■ Work item
For this task, copy the data that follows exactly, keeping every character.

Excerpts from an interface dataset
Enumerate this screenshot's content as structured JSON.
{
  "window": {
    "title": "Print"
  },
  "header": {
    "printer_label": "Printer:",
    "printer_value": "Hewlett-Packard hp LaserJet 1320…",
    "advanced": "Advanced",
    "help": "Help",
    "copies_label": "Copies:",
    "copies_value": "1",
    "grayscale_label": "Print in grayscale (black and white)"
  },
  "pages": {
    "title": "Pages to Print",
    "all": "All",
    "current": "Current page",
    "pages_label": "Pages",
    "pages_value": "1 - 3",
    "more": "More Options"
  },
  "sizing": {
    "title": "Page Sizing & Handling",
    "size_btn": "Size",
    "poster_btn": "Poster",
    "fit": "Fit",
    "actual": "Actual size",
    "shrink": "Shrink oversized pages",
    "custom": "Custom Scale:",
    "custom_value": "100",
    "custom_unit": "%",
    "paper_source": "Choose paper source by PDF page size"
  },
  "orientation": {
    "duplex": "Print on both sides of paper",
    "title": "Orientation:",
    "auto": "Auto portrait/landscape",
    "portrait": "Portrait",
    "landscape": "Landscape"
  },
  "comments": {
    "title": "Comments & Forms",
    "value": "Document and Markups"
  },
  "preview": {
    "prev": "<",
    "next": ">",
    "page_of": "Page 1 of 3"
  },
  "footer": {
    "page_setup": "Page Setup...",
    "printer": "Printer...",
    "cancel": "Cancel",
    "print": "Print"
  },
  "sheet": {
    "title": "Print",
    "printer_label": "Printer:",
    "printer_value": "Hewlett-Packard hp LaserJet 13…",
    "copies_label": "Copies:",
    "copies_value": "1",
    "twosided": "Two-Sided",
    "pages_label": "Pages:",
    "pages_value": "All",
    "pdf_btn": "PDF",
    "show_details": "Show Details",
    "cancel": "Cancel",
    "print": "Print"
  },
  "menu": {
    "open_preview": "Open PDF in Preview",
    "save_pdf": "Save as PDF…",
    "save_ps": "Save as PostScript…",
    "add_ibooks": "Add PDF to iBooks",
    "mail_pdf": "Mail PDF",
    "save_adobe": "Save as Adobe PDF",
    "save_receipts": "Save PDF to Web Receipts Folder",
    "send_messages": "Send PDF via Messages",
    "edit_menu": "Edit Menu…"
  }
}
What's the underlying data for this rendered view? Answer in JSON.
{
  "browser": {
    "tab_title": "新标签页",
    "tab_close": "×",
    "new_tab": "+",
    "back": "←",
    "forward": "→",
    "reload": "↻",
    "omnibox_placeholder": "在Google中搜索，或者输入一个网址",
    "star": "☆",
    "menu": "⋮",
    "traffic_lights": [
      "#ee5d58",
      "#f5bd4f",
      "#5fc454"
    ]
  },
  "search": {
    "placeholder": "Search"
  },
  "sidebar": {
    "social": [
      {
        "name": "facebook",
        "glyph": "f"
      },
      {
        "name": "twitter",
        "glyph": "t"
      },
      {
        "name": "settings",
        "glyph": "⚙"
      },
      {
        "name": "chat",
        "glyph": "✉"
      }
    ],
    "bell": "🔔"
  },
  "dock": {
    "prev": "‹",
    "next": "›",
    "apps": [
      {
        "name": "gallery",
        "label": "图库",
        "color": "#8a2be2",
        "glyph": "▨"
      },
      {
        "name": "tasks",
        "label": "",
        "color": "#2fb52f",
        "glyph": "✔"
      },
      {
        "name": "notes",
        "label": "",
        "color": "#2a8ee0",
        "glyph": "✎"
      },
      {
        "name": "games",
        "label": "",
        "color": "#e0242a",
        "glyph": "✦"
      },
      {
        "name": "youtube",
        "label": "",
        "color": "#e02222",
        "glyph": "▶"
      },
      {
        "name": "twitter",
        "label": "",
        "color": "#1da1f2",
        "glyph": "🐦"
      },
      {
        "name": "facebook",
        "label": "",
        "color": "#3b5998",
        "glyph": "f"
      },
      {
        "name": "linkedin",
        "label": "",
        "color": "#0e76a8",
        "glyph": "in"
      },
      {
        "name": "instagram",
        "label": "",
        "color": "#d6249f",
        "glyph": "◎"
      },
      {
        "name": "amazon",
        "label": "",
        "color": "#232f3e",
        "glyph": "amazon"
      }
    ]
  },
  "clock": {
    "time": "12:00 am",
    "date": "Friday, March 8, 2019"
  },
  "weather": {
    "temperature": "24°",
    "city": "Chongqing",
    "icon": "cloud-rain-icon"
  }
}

■ Solution to the problem
Enumerate this screenshot's content as structured JSON.
{
  "window": {
    "title": "Print"
  },
  "header": {
    "printer_label": "Printer:",
    "printer_value": "Hewlett-Packard hp LaserJet 1320…",
    "advanced": "Advanced",
    "help": "Help",
    "copies_label": "Copies:",
    "copies_value": "1",
    "grayscale_label": "Print in grayscale (black and white)"
  },
  "pages": {
    "title": "Pages to Print",
    "all": "All",
    "current": "Current page",
    "pages_label": "Pages",
    "pages_value": "1 - 3",
    "more": "More Options"
  },
  "sizing": {
    "title": "Page Sizing & Handling",
    "size_btn": "Size",
    "poster_btn": "Poster",
    "fit": "Fit",
    "actual": "Actual size",
    "shrink": "Shrink oversized pages",
    "custom": "Custom Scale:",
    "custom_value": "100",
    "custom_unit": "%",
    "paper_source": "Choose paper source by PDF page size"
  },
  "orientation": {
    "duplex": "Print on both sides of paper",
    "title": "Orientation:",
    "auto": "Auto portrait/landscape",
    "portrait": "Portrait",
    "landscape": "Landscape"
  },
  "comments": {
    "title": "Comments & Forms",
    "value": "Document and Markups"
  },
  "preview": {
    "prev": "<",
    "next": ">",
    "page_of": "Page 1 of 3"
  },
  "footer": {
    "page_setup": "Page Setup...",
    "printer": "Printer...",
    "cancel": "Cancel",
    "print": "Print"
  },
  "sheet": {
    "title": "Print",
    "printer_label": "Printer:",
    "printer_value": "Hewlett-Packard hp LaserJet 13…",
    "copies_label": "Copies:",
    "copies_value": "1",
    "twosided": "Two-Sided",
    "pages_label": "Pages:",
    "pages_value": "All",
    "pdf_btn": "PDF",
    "show_details": "Show Details",
    "cancel": "Cancel",
    "print": "Print"
  },
  "menu": {
    "open_preview": "Open PDF in Preview",
    "save_pdf": "Save as PDF…",
    "save_ps": "Save as PostScript…",
    "add_ibooks": "Add PDF to iBooks",
    "mail_pdf": "Mail PDF",
    "save_adobe": "Save as Adobe PDF",
    "save_receipts": "Save PDF to Web Receipts Folder",
    "send_messages": "Send PDF via Messages",
    "edit_menu": "Edit Menu…"
  }
}
What's the underlying data for this rendered view? Answer in JSON.
{
  "browser": {
    "tab_title": "新标签页",
    "tab_close": "×",
    "new_tab": "+",
    "back": "←",
    "forward": "→",
    "reload": "↻",
    "omnibox_placeholder": "在Google中搜索，或者输入一个网址",
    "star": "☆",
    "menu": "⋮",
    "traffic_lights": [
      "#ee5d58",
      "#f5bd4f",
      "#5fc454"
    ]
  },
  "search": {
    "placeholder": "Search"
  },
  "sidebar": {
    "social": [
      {
        "name": "facebook",
        "glyph": "f"
      },
      {
        "name": "twitter",
        "glyph": "t"
      },
      {
        "name": "settings",
        "glyph": "⚙"
      },
      {
        "name": "chat",
        "glyph": "✉"
      }
    ],
    "bell": "🔔"
  },
  "dock": {
    "prev": "‹",
    "next": "›",
    "apps": [
      {
        "name": "gallery",
        "label": "图库",
        "color": "#8a2be2",
        "glyph": "▨"
      },
      {
        "name": "tasks",
        "label": "",
        "color": "#2fb52f",
        "glyph": "✔"
      },
      {
        "name": "notes",
        "label": "",
        "color": "#2a8ee0",
        "glyph": "✎"
      },
      {
        "name": "games",
        "label": "",
        "color": "#e0242a",
        "glyph": "✦"
      },
      {
        "name": "youtube",
        "label": "",
        "color": "#e02222",
        "glyph": "▶"
      },
      {
        "name": "twitter",
        "label": "",
        "color": "#1da1f2",
        "glyph": "🐦"
      },
      {
        "name": "facebook",
        "label": "",
        "color": "#3b5998",
        "glyph": "f"
      },
      {
        "name": "linkedin",
        "label": "",
        "color": "#0e76a8",
        "glyph": "in"
      },
      {
        "name": "instagram",
        "label": "",
        "color": "#d6249f",
        "glyph": "◎"
      },
      {
        "name": "amazon",
        "label": "",
        "color": "#232f3e",
        "glyph": "amazon"
      }
    ]
  },
  "clock": {
    "time": "12:00 am",
    "date": "Friday, March 8, 2019"
  },
  "weather": {
    "temperature": "24°",
    "city": "Chongqing",
    "icon": "cloud-rain-icon"
  }
}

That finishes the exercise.